**HOW TO COMPLETE THIS TASK:**
Down to the final character, output the records below as they stand.

**DATA EXCERPTS:**
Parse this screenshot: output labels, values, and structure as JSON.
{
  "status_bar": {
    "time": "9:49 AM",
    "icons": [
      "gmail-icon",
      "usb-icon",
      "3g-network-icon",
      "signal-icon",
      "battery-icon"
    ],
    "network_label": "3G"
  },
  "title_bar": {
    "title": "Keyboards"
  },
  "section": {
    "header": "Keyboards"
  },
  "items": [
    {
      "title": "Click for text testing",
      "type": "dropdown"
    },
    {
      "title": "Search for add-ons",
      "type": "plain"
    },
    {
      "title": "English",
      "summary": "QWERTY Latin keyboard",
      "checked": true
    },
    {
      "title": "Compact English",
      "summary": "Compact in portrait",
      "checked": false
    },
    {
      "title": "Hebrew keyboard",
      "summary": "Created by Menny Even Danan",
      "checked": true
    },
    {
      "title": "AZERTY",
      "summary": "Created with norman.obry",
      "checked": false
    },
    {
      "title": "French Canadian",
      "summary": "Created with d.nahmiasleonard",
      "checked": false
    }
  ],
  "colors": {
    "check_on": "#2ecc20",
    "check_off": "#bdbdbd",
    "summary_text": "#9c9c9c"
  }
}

**TASK RESULT:**
Parse this screenshot: output labels, values, and structure as JSON.
{
  "status_bar": {
    "time": "9:49 AM",
    "icons": [
      "gmail-icon",
      "usb-icon",
      "3g-network-icon",
      "signal-icon",
      "battery-icon"
    ],
    "network_label": "3G"
  },
  "title_bar": {
    "title": "Keyboards"
  },
  "section": {
    "header": "Keyboards"
  },
  "items": [
    {
      "title": "Click for text testing",
      "type": "dropdown"
    },
    {
      "title": "Search for add-ons",
      "type": "plain"
    },
    {
      "title": "English",
      "summary": "QWERTY Latin keyboard",
      "checked": true
    },
    {
      "title": "Compact English",
      "summary": "Compact in portrait",
      "checked": false
    },
    {
      "title": "Hebrew keyboard",
      "summary": "Created by Menny Even Danan",
      "checked": true
    },
    {
      "title": "AZERTY",
      "summary": "Created with norman.obry",
      "checked": false
    },
    {
      "title": "French Canadian",
      "summary": "Created with d.nahmiasleonard",
      "checked": false
    }
  ],
  "colors": {
    "check_on": "#2ecc20",
    "check_off": "#bdbdbd",
    "summary_text": "#9c9c9c"
  }
}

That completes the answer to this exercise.